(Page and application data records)

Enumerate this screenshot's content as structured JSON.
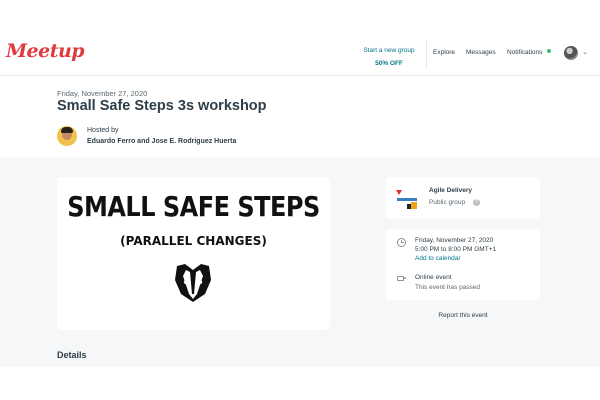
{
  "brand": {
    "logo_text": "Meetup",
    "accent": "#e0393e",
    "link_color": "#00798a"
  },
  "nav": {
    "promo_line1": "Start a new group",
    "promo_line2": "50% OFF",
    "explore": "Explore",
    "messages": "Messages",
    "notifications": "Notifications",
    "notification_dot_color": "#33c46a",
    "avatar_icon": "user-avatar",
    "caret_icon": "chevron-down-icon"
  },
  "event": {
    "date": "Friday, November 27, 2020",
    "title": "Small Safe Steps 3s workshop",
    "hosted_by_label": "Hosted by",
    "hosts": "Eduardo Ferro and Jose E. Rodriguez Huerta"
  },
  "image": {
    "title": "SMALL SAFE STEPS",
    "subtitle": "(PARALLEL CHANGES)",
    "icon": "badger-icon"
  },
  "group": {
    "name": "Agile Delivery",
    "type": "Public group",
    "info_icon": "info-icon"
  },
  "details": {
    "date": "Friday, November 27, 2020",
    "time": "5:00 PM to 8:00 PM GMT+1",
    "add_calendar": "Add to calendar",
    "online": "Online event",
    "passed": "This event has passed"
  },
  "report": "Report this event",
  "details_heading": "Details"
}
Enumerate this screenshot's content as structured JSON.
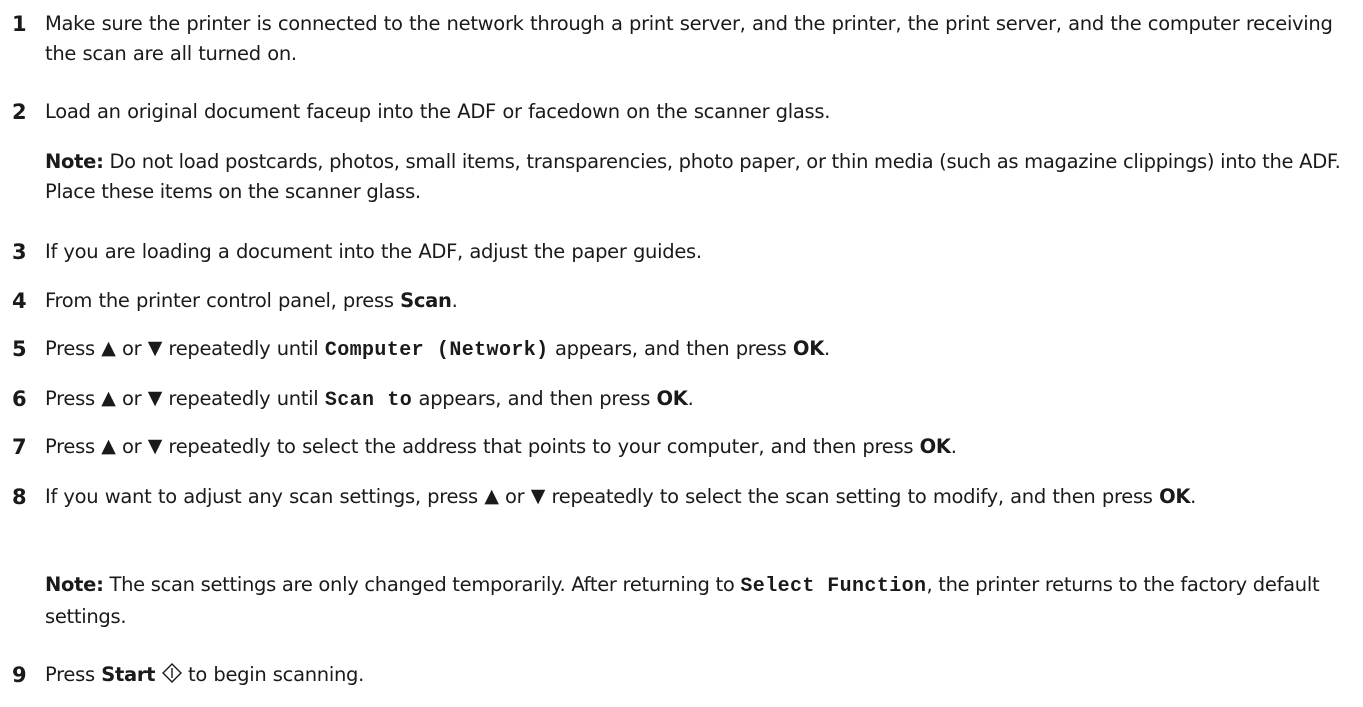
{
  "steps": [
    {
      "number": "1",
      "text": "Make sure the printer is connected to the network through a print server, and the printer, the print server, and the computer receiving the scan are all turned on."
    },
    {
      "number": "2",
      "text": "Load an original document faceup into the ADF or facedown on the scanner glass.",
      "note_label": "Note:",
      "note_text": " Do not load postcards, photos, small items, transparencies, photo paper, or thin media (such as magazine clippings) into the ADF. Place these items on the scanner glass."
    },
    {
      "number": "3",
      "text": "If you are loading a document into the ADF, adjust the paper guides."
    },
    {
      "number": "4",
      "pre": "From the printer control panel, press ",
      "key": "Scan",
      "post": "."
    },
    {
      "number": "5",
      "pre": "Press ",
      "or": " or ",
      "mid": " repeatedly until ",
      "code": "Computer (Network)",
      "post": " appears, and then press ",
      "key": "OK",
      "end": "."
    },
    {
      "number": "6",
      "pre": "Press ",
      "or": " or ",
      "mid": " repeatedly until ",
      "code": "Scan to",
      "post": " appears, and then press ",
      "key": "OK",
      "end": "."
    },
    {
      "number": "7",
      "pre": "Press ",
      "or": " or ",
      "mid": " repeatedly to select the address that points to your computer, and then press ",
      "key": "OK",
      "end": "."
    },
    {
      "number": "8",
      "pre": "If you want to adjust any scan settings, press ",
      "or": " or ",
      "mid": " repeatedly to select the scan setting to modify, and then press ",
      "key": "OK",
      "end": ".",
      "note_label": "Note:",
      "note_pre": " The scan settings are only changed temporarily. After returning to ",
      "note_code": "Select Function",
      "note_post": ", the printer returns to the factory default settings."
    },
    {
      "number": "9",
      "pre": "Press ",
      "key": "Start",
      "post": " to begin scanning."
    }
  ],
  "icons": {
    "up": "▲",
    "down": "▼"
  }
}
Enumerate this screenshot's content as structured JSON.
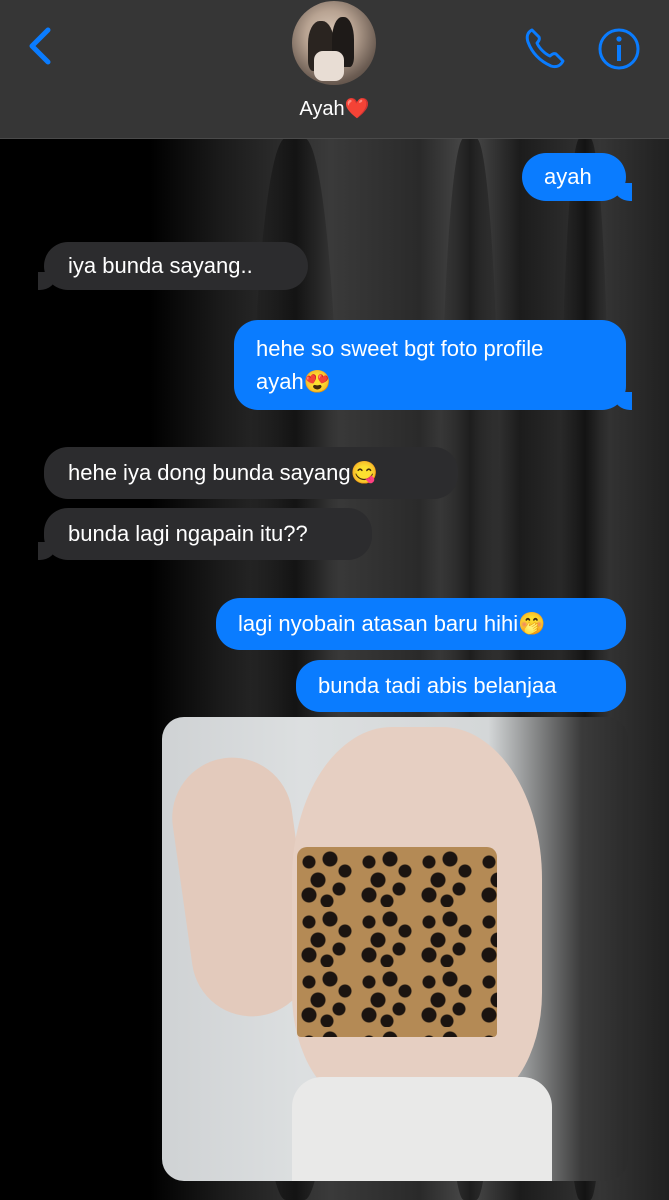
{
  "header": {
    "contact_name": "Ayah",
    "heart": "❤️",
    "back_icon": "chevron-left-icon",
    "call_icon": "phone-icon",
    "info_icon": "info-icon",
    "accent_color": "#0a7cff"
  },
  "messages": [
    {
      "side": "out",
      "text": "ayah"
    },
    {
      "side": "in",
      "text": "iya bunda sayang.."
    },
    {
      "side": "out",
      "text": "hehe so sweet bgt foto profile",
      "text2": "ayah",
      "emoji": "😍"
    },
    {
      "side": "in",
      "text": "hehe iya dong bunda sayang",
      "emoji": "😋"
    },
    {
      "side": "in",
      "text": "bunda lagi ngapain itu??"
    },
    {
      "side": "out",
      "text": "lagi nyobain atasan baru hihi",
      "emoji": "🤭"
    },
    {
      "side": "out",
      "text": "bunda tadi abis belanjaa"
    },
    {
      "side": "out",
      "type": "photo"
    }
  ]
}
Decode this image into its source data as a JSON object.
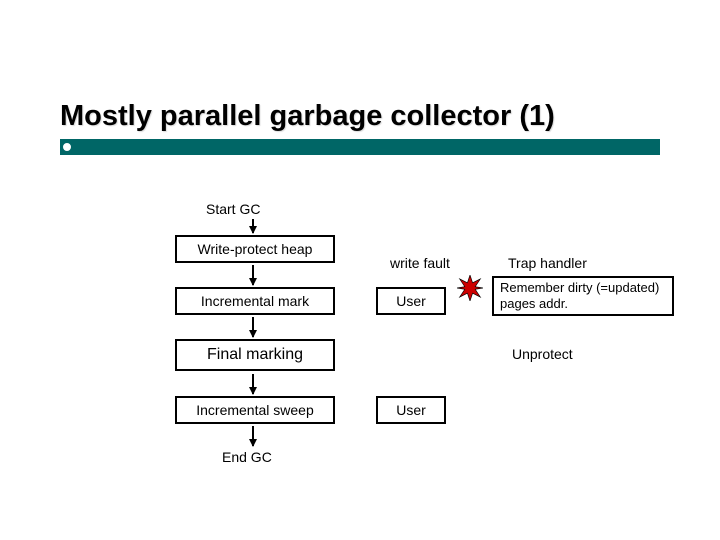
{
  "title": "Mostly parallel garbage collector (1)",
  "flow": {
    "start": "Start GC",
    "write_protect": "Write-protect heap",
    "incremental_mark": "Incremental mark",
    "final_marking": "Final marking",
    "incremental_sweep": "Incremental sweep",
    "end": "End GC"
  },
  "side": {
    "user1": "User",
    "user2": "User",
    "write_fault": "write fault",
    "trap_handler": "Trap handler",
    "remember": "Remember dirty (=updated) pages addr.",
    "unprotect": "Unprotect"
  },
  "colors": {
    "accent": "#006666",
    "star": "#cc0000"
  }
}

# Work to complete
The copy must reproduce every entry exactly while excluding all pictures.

# Response to this task
Enumerate this screenshot's content as structured JSON.
{
  "brand": {
    "logo_text": "Meetup",
    "accent": "#e0393e",
    "link_color": "#00798a"
  },
  "nav": {
    "promo_line1": "Start a new group",
    "promo_line2": "50% OFF",
    "explore": "Explore",
    "messages": "Messages",
    "notifications": "Notifications",
    "notification_dot_color": "#33c46a",
    "avatar_icon": "user-avatar",
    "caret_icon": "chevron-down-icon"
  },
  "event": {
    "date": "Friday, November 27, 2020",
    "title": "Small Safe Steps 3s workshop",
    "hosted_by_label": "Hosted by",
    "hosts": "Eduardo Ferro and Jose E. Rodriguez Huerta"
  },
  "image": {
    "title": "SMALL SAFE STEPS",
    "subtitle": "(PARALLEL CHANGES)",
    "icon": "badger-icon"
  },
  "group": {
    "name": "Agile Delivery",
    "type": "Public group",
    "info_icon": "info-icon"
  },
  "details": {
    "date": "Friday, November 27, 2020",
    "time": "5:00 PM to 8:00 PM GMT+1",
    "add_calendar": "Add to calendar",
    "online": "Online event",
    "passed": "This event has passed"
  },
  "report": "Report this event",
  "details_heading": "Details"
}
Enumerate this screenshot's content as structured JSON.
{
  "steps": [
    {
      "number": "1",
      "text": "Make sure the printer is connected to the network through a print server, and the printer, the print server, and the computer receiving the scan are all turned on."
    },
    {
      "number": "2",
      "text": "Load an original document faceup into the ADF or facedown on the scanner glass.",
      "note_label": "Note:",
      "note_text": " Do not load postcards, photos, small items, transparencies, photo paper, or thin media (such as magazine clippings) into the ADF. Place these items on the scanner glass."
    },
    {
      "number": "3",
      "text": "If you are loading a document into the ADF, adjust the paper guides."
    },
    {
      "number": "4",
      "pre": "From the printer control panel, press ",
      "key": "Scan",
      "post": "."
    },
    {
      "number": "5",
      "pre": "Press ",
      "or": " or ",
      "mid": " repeatedly until ",
      "code": "Computer (Network)",
      "post": " appears, and then press ",
      "key": "OK",
      "end": "."
    },
    {
      "number": "6",
      "pre": "Press ",
      "or": " or ",
      "mid": " repeatedly until ",
      "code": "Scan to",
      "post": " appears, and then press ",
      "key": "OK",
      "end": "."
    },
    {
      "number": "7",
      "pre": "Press ",
      "or": " or ",
      "mid": " repeatedly to select the address that points to your computer, and then press ",
      "key": "OK",
      "end": "."
    },
    {
      "number": "8",
      "pre": "If you want to adjust any scan settings, press ",
      "or": " or ",
      "mid": " repeatedly to select the scan setting to modify, and then press ",
      "key": "OK",
      "end": ".",
      "note_label": "Note:",
      "note_pre": " The scan settings are only changed temporarily. After returning to ",
      "note_code": "Select Function",
      "note_post": ", the printer returns to the factory default settings."
    },
    {
      "number": "9",
      "pre": "Press ",
      "key": "Start",
      "post": " to begin scanning."
    }
  ],
  "icons": {
    "up": "▲",
    "down": "▼"
  }
}
Enumerate this screenshot's content as structured JSON.
{
  "header": {
    "contact_name": "Ayah",
    "heart": "❤️",
    "back_icon": "chevron-left-icon",
    "call_icon": "phone-icon",
    "info_icon": "info-icon",
    "accent_color": "#0a7cff"
  },
  "messages": [
    {
      "side": "out",
      "text": "ayah"
    },
    {
      "side": "in",
      "text": "iya bunda sayang.."
    },
    {
      "side": "out",
      "text": "hehe so sweet bgt foto profile",
      "text2": "ayah",
      "emoji": "😍"
    },
    {
      "side": "in",
      "text": "hehe iya dong bunda sayang",
      "emoji": "😋"
    },
    {
      "side": "in",
      "text": "bunda lagi ngapain itu??"
    },
    {
      "side": "out",
      "text": "lagi nyobain atasan baru hihi",
      "emoji": "🤭"
    },
    {
      "side": "out",
      "text": "bunda tadi abis belanjaa"
    },
    {
      "side": "out",
      "type": "photo"
    }
  ]
}
Decode this image into its source data as a JSON object.
{
  "title": "Mostly parallel garbage collector (1)",
  "flow": {
    "start": "Start GC",
    "write_protect": "Write-protect heap",
    "incremental_mark": "Incremental mark",
    "final_marking": "Final marking",
    "incremental_sweep": "Incremental sweep",
    "end": "End GC"
  },
  "side": {
    "user1": "User",
    "user2": "User",
    "write_fault": "write fault",
    "trap_handler": "Trap handler",
    "remember": "Remember dirty (=updated) pages addr.",
    "unprotect": "Unprotect"
  },
  "colors": {
    "accent": "#006666",
    "star": "#cc0000"
  }
}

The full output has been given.